SACRAMENTO, Calif. (AP) — Leslie Van Houten, the youngest member of the Manson "family" to take part in a series of gruesome California murders in 1969, has been denied freedom again — her past overshadowing her decades as a model prisoner.
California Gov. Jerry Brown on Friday overturned a parole board recommendation in April that found Van Houten, 66, was no longer the violent woman who helped slaughter a wealthy grocer and his wife.
The board noted that during her 46 years in prison, Van Houten completed college degrees, ran self-help groups for other inmates and had a spotless disciplinary record.
Brown disagreed with their conclusion.
"She remains an unacceptable risk to society if released," he wrote in a five-page review that denied Van Houten parole for the 20th time.
Her lawyer, Rich Pfeiffer, said he expected Brown's decision because of the political pressure put upon him. He said he will challenge the decision in Los Angeles County Superior Court, where he hopes Van Houten's parole will fare better "because the judges and the courts have less political pressure than does someone like the governor."
The next parole hearing could come in as little as a year, Pfeiffer said.
At 19, Van Houten was the youngest follower of Charles Manson to take part in killings he orchestrated in hopes of fomenting a race war that he dubbed "Helter Skelter," after a Beatles song.
She did not take part in the Manson "family" murders of pregnant actress Sharon Tate and four others in 1969 but did participate in the killings of grocer Leno La Bianca and his wife, Rosemary, the next day.
At her parole hearing, Van Houten described how she helped secure a pillow over the woman's head, wrapped a lamp cord around her neck and held her down while another member of the Manson family began stabbing the woman in her home.

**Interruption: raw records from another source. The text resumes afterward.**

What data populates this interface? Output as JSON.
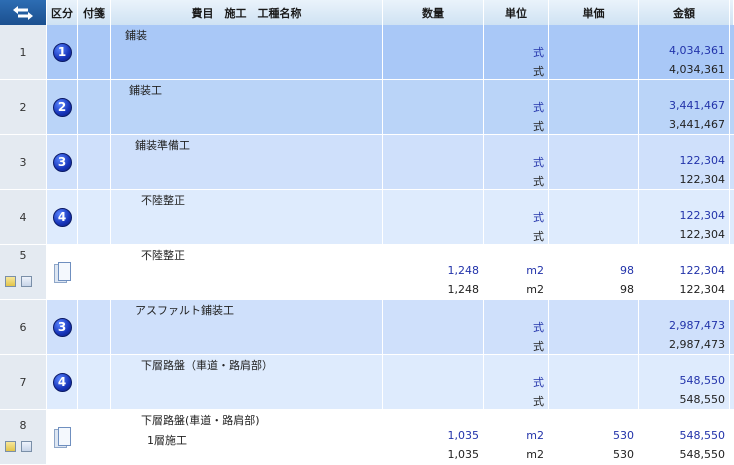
{
  "header": {
    "col_swap": "",
    "col_kubun": "区分",
    "col_fusen": "付箋",
    "col_name": "費目　施工　工種名称",
    "col_qty": "数量",
    "col_unit": "単位",
    "col_price": "単価",
    "col_amount": "金額"
  },
  "rows": [
    {
      "num": "1",
      "badge": "1",
      "name": "鋪装",
      "name2": "",
      "qty_a": "",
      "qty_b": "",
      "unit_a": "式",
      "unit_b": "式",
      "price_a": "",
      "price_b": "",
      "amount_a": "4,034,361",
      "amount_b": "4,034,361"
    },
    {
      "num": "2",
      "badge": "2",
      "name": "鋪装工",
      "name2": "",
      "qty_a": "",
      "qty_b": "",
      "unit_a": "式",
      "unit_b": "式",
      "price_a": "",
      "price_b": "",
      "amount_a": "3,441,467",
      "amount_b": "3,441,467"
    },
    {
      "num": "3",
      "badge": "3",
      "name": "鋪装準備工",
      "name2": "",
      "qty_a": "",
      "qty_b": "",
      "unit_a": "式",
      "unit_b": "式",
      "price_a": "",
      "price_b": "",
      "amount_a": "122,304",
      "amount_b": "122,304"
    },
    {
      "num": "4",
      "badge": "4",
      "name": "不陸整正",
      "name2": "",
      "qty_a": "",
      "qty_b": "",
      "unit_a": "式",
      "unit_b": "式",
      "price_a": "",
      "price_b": "",
      "amount_a": "122,304",
      "amount_b": "122,304"
    },
    {
      "num": "5",
      "badge": "",
      "name": "不陸整正",
      "name2": "",
      "qty_a": "1,248",
      "qty_b": "1,248",
      "unit_a": "m2",
      "unit_b": "m2",
      "price_a": "98",
      "price_b": "98",
      "amount_a": "122,304",
      "amount_b": "122,304"
    },
    {
      "num": "6",
      "badge": "3",
      "name": "アスファルト鋪装工",
      "name2": "",
      "qty_a": "",
      "qty_b": "",
      "unit_a": "式",
      "unit_b": "式",
      "price_a": "",
      "price_b": "",
      "amount_a": "2,987,473",
      "amount_b": "2,987,473"
    },
    {
      "num": "7",
      "badge": "4",
      "name": "下層路盤（車道・路肩部）",
      "name2": "",
      "qty_a": "",
      "qty_b": "",
      "unit_a": "式",
      "unit_b": "式",
      "price_a": "",
      "price_b": "",
      "amount_a": "548,550",
      "amount_b": "548,550"
    },
    {
      "num": "8",
      "badge": "",
      "name": "下層路盤(車道・路肩部)",
      "name2": "1層施工",
      "qty_a": "1,035",
      "qty_b": "1,035",
      "unit_a": "m2",
      "unit_b": "m2",
      "price_a": "530",
      "price_b": "530",
      "amount_a": "548,550",
      "amount_b": "548,550"
    }
  ],
  "colors": {
    "level1": "#a9c8f7",
    "level2": "#bad4f8",
    "level3": "#cfe0fb",
    "level4": "#deebfd",
    "detail": "#ffffff",
    "row_number_bg": "#e4eaf1",
    "value_blue": "#2233aa"
  }
}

Van Houten said she joined in the attack after Charles "Tex" Watson handed her a knife and told her to "do something." She stabbed Rosemary La Bianca at least 16 times.

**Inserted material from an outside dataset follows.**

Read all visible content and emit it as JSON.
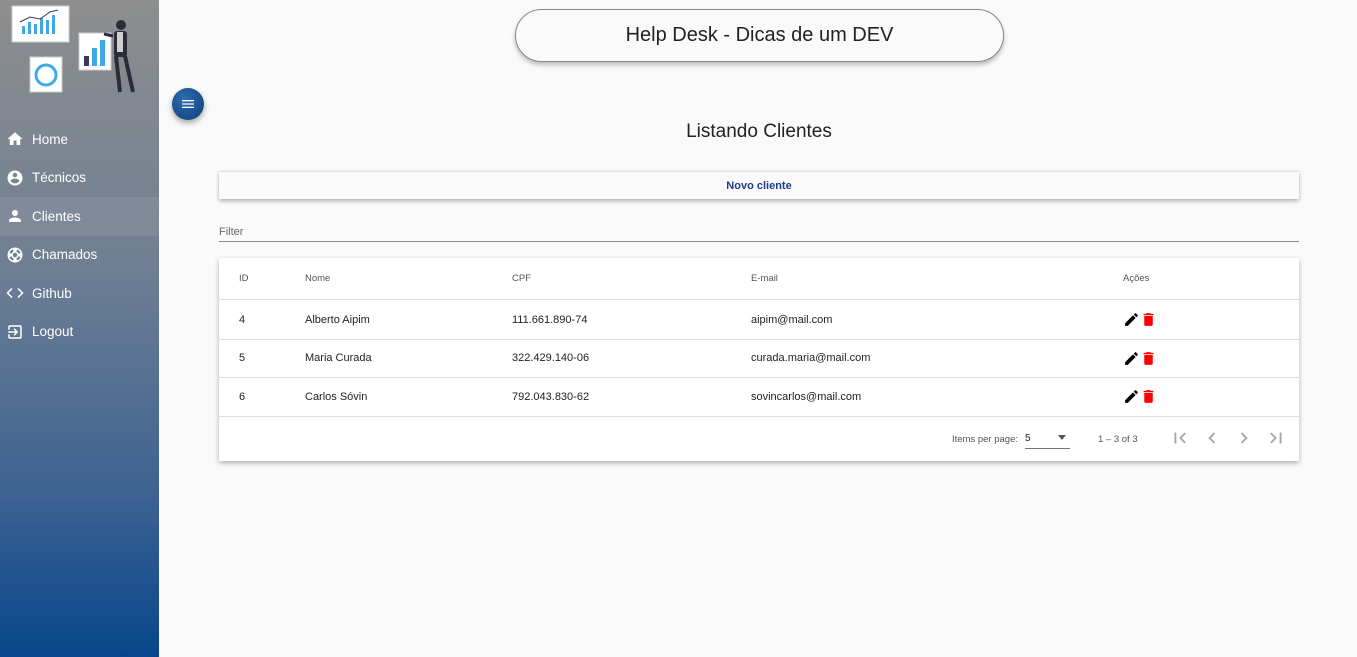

"I don't let myself off the hook. I don't find parts in any of this that makes me feel the slightest bit good about myself," she told the panel.

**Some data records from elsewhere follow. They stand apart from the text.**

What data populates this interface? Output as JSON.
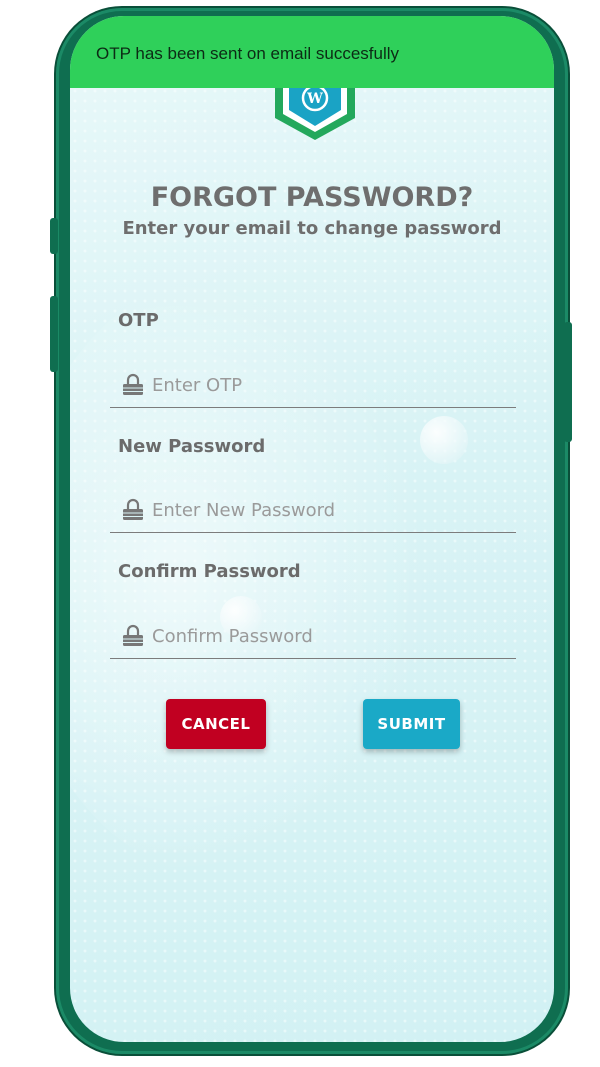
{
  "toast": {
    "message": "OTP has been sent on email succesfully"
  },
  "header": {
    "title": "FORGOT PASSWORD?",
    "subtitle": "Enter your email to change password"
  },
  "fields": [
    {
      "label": "OTP",
      "placeholder": "Enter OTP",
      "value": ""
    },
    {
      "label": "New Password",
      "placeholder": "Enter New Password",
      "value": ""
    },
    {
      "label": "Confirm Password",
      "placeholder": "Confirm Password",
      "value": ""
    }
  ],
  "buttons": {
    "cancel_label": "CANCEL",
    "submit_label": "SUBMIT"
  },
  "icons": {
    "logo": "shield-logo-icon",
    "field_icon": "lock-icon"
  },
  "colors": {
    "toast_bg": "#2fd05a",
    "cancel_bg": "#c10021",
    "submit_bg": "#1aa9c7",
    "frame": "#0f6e50"
  }
}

The La Biancas were stabbed dozens of times, the word "WAR" was carved on Leno La Bianca's stomach and messages were scrawled on the walls in Mrs. La Bianca's blood.
"The shocking nature of the crimes left an indelible mark on society," Brown wrote. "The motive — to trigger a civilization-ending race war by slaughtering innocent people chosen at random — is equally disturbing."
Brown said it was unclear how Van Houten, a former homecoming queen from suburban Monrovia, California, transformed from a "smart, driven young woman" into a killer.
However, Brown said Van Houten's statements to a psychologist and the parole panel this year falsely implied that she was "a victim who was forced into participating in the Family without any way out."
In actuality, Brown wrote, she was willing to kill, wiped away fingerprints at the home after the attacks, and later bragged that the stabbing was "fun."
"Even two years after the murders, when interviewed by a psychologist, Van Houten admitted that, although she had no present desire to kill anyone, she would have no difficulty doing it again," Brown said in his statement.
"Gov. Brown has done a good thing here, and I think he sees what we see — that this was an unrepentant killer," said Lou Smaldino, nephew of the La Biancas.
Los Angeles District Attorney Jackie Lacey and relatives of the victims last month turned in signatures of 140,000 people opposing Van Houten's release.
"These people need to remain in jail until their passing day, for justice to be served," said Debra Tate, Sharon Tate's sister who delivered the signatures to Brown's office last month and has organized opposition to the release of Manson family members.
Manson, 81, and other followers involved in the killings are still jailed. Patricia Krenwinkel and Watson have each been denied parole multiple times, while fellow defendant Susan Atkins died in prison in 2009.
Family member Bruce Davis also was recommended for parole, but it was blocked by the governor in January.
Associated Press writers Amy Taxin, Darcy Costello, Alison Noon and Linda Deutsch, retired AP special correspondent, contributed to this report.